Subject: Public Health And Healthcare, Public Health And Health Services Keywords: chronic conditions; diabetes; older adults; race or ethnicity; social determinants of health; in-equalities or inequities; policy; health care access; home health care
Online: 6 April 2021 (14:40:37 CEST)

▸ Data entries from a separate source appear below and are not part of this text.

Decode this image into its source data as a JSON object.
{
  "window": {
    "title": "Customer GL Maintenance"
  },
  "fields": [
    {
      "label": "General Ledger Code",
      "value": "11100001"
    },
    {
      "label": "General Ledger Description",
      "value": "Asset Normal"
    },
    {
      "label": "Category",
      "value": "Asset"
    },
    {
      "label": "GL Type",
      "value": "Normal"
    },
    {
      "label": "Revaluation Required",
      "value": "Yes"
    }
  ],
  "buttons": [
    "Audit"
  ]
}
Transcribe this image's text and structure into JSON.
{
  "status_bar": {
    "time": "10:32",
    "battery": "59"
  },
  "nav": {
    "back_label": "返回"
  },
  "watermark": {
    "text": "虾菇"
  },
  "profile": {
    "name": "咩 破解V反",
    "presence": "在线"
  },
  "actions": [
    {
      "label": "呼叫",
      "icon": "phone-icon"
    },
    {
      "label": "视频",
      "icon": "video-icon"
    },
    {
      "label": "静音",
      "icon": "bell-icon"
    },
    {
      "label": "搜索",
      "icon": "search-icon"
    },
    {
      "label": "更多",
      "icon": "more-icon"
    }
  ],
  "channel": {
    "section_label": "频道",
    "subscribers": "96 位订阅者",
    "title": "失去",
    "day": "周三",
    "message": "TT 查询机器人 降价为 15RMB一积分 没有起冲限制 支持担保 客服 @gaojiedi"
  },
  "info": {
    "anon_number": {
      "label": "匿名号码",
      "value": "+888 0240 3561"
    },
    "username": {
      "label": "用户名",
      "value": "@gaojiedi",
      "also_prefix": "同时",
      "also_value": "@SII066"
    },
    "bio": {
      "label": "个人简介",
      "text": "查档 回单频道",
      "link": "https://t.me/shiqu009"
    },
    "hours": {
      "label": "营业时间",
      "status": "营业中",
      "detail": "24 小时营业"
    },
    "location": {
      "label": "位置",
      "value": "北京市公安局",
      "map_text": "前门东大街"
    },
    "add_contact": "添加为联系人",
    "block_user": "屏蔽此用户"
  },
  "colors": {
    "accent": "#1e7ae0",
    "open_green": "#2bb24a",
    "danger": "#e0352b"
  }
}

Older adults with diabetes are at elevated risk of complications following hospitalization. Home health care services mitigate the risk of adverse events and facilitate a safe transition home. In the United States, when home health care services are prescribed, federal guidelines require they begin within two days of hospital discharge. This study examined the association between timing of home health care initiation and 30-day rehospitalization outcomes in a cohort of 786,734 Medicare beneficiaries following a diabetes-related index hospitalization. Of these patients, 26.6% were discharged to home health care. To evaluate the association between timing of home health care initiation and 30-day rehospitalizations, multivariate logistic regression models including patient demographics, clinical, geographic variables, and neighborhood socio-economic variables were used. Inverse probability-weighted propensity scores were incorporated into the analysis to account for potential confounding between the timing of home health care initiation and the outcome in the cohort. Compared to patients who received home health care within the recommended first two days, patients who received delayed services (3-7 days after discharge) had higher odds of rehospitalization (OR 1.28, 95% CI 1.25-1.32). Among patients who received late services (8-14 days after discharge), the odds of rehospitalization were four times greater than for patients receiving services within 2 days (OR 4.12, 95% CI 3.97-4.28). Timely initiation of home health care following diabetes-related hospitalizations is one strategy to improve outcomes.